▶ Goal of the exercise:
With the pictures left out, restate exactly the part below that opens with the line containing "Transcribe this image's" and closes with the line containing "Output a JSON".

▶ Data shown:
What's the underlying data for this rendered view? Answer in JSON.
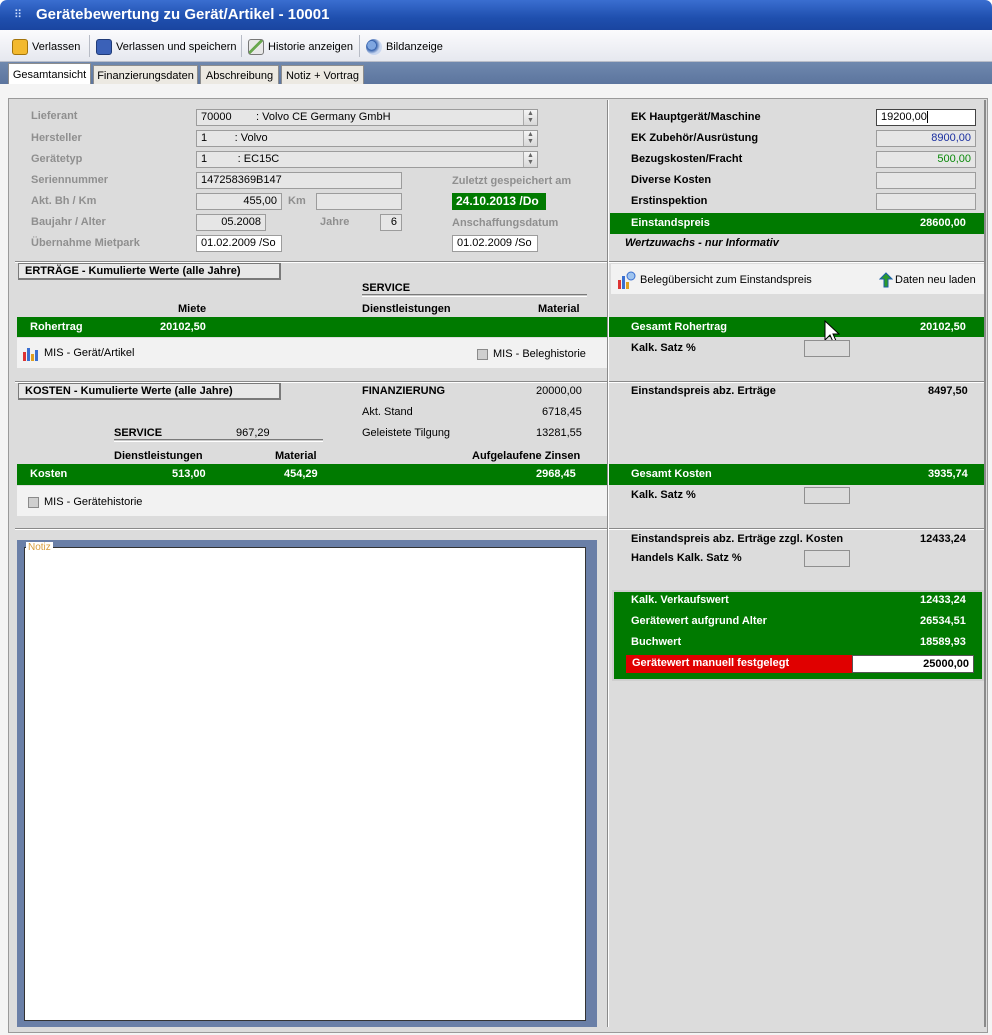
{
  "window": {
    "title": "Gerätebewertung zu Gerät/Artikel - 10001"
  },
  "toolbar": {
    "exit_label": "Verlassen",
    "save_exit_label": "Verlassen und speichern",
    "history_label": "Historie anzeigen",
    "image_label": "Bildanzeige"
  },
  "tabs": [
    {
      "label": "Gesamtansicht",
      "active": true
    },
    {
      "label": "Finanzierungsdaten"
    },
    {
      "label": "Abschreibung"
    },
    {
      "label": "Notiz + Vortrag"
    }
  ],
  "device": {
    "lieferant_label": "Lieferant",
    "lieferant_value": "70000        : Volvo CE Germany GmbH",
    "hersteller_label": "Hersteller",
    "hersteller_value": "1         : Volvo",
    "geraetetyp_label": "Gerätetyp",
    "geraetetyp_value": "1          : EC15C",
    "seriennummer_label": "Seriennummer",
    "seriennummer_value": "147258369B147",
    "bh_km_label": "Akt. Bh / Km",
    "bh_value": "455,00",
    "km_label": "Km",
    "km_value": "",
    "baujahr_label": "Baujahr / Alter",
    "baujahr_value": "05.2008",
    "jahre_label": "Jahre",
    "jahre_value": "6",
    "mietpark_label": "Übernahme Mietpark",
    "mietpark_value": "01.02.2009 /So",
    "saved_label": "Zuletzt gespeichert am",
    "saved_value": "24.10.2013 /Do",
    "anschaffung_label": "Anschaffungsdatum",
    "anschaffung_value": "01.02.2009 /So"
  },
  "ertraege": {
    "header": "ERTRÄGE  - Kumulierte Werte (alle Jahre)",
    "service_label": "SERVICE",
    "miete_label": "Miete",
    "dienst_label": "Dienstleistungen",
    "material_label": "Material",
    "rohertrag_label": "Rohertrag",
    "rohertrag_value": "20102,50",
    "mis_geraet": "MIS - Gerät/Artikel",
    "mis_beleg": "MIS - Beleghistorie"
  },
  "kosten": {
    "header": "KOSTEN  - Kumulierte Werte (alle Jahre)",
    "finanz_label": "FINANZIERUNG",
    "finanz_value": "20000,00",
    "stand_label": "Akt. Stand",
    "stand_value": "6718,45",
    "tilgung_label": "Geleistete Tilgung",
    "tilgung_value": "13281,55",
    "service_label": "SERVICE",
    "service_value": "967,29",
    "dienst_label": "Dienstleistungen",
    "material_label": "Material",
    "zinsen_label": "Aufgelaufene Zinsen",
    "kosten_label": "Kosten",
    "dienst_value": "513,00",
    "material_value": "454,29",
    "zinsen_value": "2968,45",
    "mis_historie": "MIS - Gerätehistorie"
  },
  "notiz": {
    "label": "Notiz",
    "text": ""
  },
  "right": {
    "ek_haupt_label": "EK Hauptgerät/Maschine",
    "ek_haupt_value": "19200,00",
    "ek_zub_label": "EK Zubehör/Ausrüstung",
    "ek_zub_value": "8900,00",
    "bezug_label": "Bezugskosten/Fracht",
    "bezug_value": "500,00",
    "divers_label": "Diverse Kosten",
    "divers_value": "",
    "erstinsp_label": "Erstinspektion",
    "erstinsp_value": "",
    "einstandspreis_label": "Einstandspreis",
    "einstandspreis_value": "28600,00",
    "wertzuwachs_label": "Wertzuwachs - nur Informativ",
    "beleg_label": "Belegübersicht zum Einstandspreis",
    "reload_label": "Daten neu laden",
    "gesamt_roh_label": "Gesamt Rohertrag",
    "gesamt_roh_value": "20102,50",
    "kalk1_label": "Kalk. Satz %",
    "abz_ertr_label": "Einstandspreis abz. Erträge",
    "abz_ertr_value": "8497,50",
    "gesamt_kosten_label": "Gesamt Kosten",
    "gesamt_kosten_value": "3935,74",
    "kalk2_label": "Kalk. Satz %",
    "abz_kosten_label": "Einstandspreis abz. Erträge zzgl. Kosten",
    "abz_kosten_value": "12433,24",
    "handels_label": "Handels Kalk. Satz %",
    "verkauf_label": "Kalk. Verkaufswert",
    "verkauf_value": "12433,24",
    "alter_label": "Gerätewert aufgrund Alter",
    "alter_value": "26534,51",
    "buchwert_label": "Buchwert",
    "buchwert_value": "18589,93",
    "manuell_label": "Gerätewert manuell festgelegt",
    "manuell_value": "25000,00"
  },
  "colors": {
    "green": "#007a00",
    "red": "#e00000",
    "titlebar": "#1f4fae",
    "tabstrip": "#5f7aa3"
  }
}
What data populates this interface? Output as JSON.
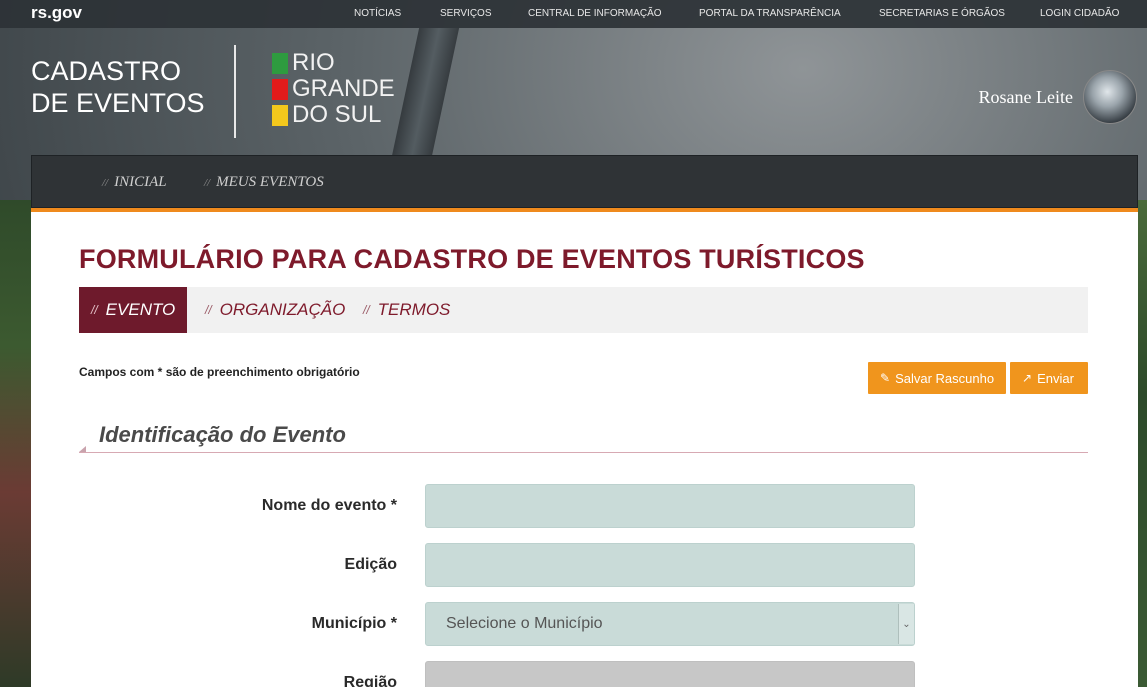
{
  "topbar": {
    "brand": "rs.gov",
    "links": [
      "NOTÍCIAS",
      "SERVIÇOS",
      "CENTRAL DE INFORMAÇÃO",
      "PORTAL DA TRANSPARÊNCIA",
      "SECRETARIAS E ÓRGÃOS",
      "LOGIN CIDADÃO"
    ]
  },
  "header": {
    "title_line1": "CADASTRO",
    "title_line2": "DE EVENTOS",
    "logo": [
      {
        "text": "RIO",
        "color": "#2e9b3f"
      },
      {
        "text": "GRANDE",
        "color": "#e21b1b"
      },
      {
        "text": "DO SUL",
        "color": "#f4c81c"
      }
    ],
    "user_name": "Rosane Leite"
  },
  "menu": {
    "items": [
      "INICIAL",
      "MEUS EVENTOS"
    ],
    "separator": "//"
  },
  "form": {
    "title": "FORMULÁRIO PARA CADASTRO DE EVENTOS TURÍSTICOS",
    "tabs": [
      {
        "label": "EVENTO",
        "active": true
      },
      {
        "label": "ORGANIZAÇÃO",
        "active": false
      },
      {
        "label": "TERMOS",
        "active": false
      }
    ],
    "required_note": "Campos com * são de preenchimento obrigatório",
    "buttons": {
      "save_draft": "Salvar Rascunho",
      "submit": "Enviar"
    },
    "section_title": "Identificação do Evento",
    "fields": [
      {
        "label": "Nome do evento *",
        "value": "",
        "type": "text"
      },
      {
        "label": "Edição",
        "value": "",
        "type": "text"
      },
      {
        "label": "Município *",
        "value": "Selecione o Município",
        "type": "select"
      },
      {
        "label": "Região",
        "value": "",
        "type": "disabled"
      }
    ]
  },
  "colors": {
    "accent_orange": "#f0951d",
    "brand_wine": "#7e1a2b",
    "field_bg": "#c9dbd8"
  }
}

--

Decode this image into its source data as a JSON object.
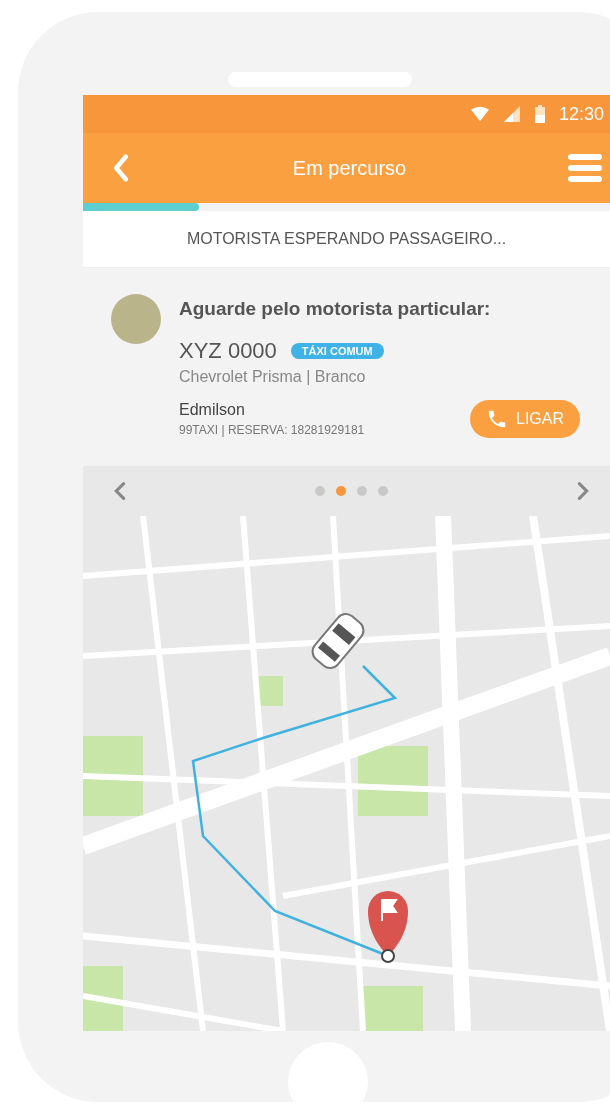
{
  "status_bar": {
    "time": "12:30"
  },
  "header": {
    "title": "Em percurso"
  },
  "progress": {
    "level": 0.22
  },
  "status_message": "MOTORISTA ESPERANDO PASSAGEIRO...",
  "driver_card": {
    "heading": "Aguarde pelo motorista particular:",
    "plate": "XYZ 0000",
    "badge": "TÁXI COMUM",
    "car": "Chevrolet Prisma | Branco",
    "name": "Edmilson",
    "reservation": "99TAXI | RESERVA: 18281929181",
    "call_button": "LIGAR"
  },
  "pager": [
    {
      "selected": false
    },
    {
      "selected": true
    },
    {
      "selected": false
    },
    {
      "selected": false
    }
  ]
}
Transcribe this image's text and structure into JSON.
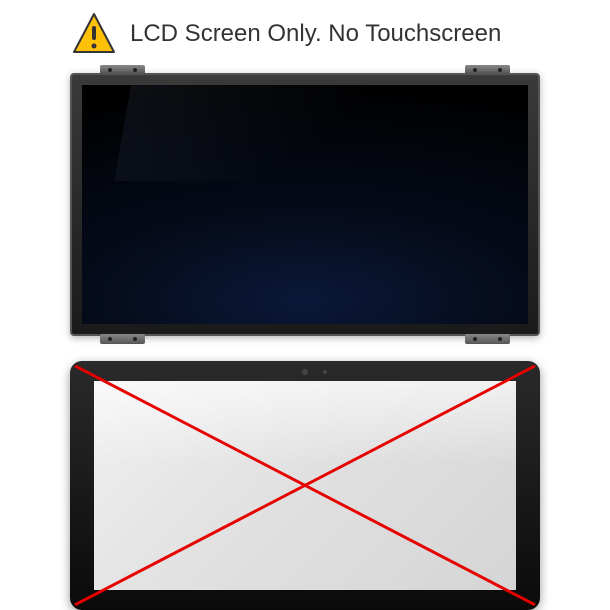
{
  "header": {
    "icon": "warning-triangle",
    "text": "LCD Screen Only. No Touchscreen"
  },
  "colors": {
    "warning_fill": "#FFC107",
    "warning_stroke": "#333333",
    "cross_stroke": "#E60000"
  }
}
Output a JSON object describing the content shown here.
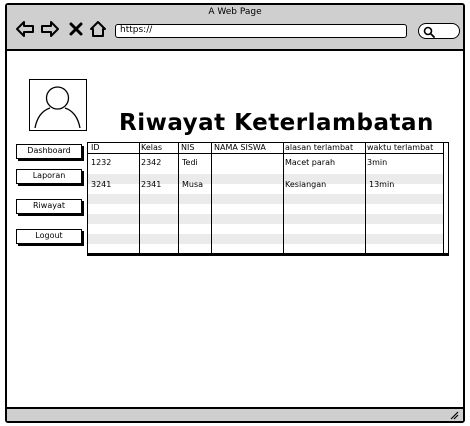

▶ Output:
Transcribe this image's text and structure into JSON.
{
  "header": {
    "icon": "warning-triangle",
    "text": "LCD Screen Only. No Touchscreen"
  },
  "colors": {
    "warning_fill": "#FFC107",
    "warning_stroke": "#333333",
    "cross_stroke": "#E60000"
  }
}
Output a JSON object describing the content shown here.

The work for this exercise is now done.